TO DO —
Go through the records and copy each line where the string "white" occurs.

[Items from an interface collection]
* * * * * * * * *
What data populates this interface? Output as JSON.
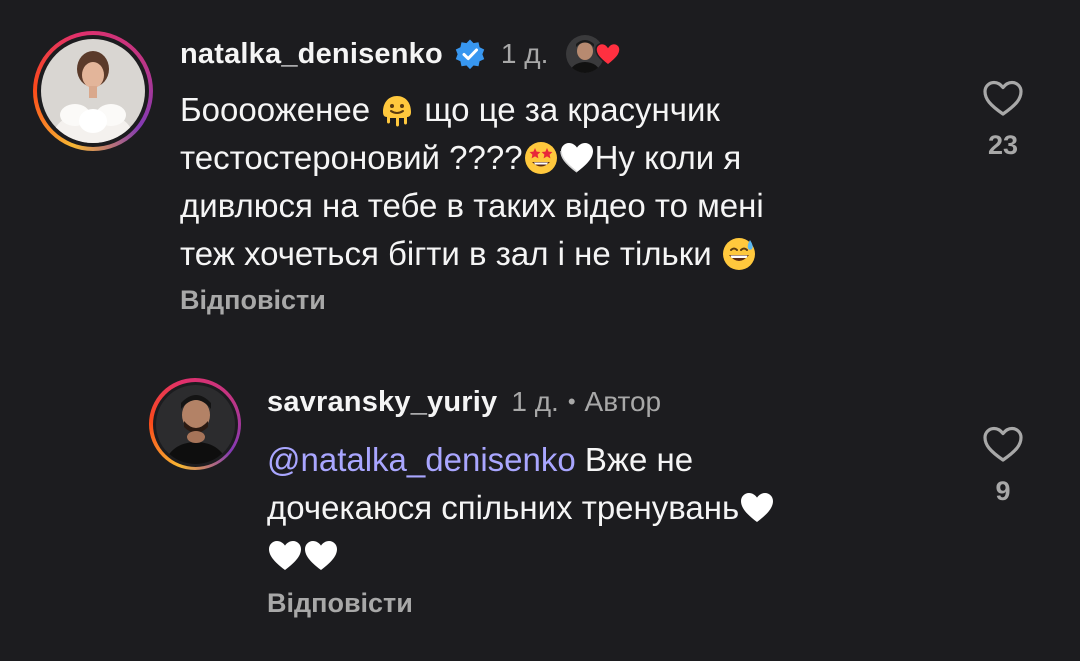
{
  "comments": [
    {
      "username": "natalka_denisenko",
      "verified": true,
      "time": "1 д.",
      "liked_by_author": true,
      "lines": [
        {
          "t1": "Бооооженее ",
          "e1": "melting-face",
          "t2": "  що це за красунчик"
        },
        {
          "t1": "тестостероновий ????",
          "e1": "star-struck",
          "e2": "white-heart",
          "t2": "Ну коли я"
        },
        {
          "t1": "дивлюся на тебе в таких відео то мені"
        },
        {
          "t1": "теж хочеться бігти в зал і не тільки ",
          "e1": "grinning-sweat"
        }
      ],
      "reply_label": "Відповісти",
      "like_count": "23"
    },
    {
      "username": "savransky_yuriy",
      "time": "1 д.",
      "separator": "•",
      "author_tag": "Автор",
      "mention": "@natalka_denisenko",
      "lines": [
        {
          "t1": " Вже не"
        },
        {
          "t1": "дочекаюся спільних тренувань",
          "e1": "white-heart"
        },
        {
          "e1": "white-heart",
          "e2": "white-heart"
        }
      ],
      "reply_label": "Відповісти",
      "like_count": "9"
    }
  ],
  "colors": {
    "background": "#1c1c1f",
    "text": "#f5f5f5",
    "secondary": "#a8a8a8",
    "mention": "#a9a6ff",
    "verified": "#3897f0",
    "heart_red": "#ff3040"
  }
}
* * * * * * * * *
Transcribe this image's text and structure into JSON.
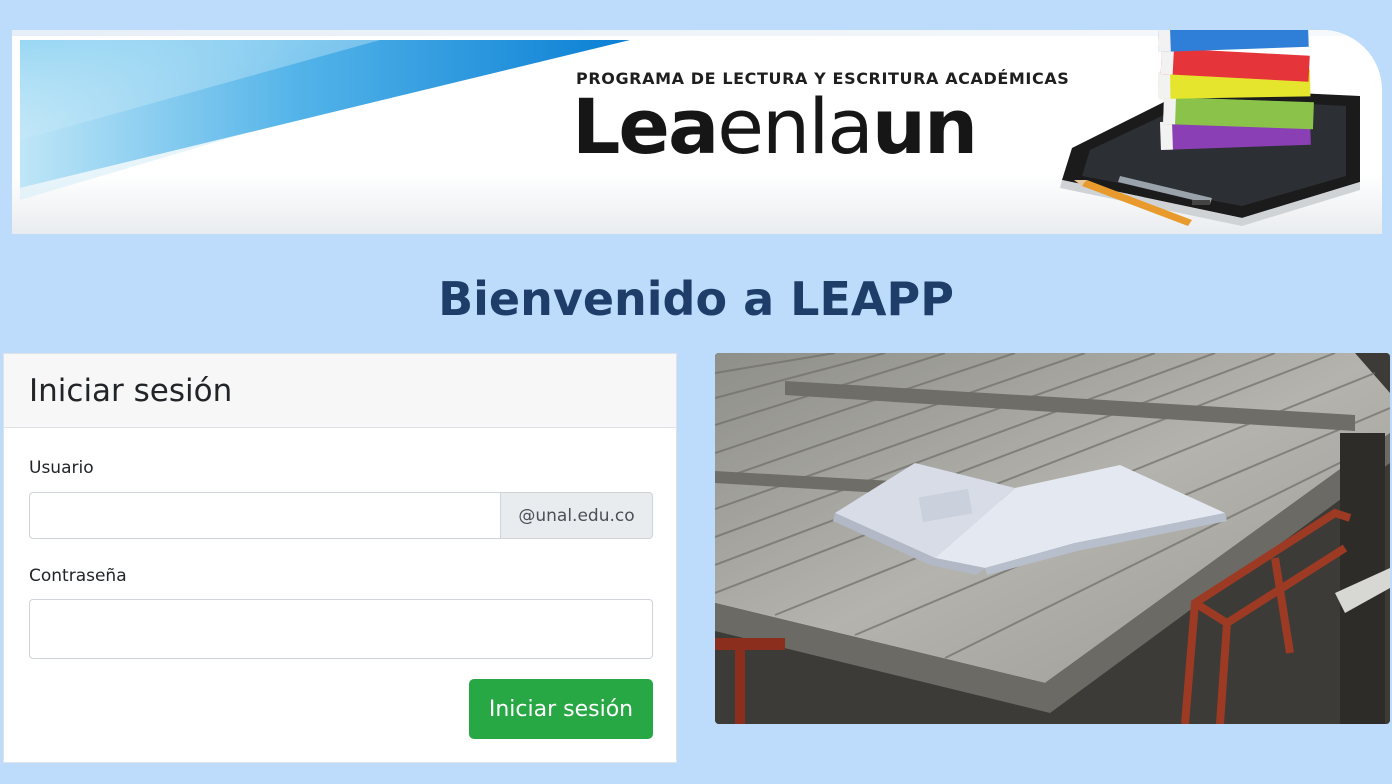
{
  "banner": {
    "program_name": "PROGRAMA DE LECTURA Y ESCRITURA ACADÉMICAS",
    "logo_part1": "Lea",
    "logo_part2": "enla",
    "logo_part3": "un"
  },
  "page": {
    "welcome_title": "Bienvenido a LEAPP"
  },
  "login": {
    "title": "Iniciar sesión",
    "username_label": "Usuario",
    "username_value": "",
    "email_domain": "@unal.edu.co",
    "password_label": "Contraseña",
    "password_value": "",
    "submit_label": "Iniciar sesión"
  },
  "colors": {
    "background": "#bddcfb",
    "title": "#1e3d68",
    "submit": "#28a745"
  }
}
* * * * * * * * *
WRITTEN SOLUTION —
          "e2": "white-heart",
          "e1": "white-heart"
          "e1": "white-heart",
          "e2": "white-heart"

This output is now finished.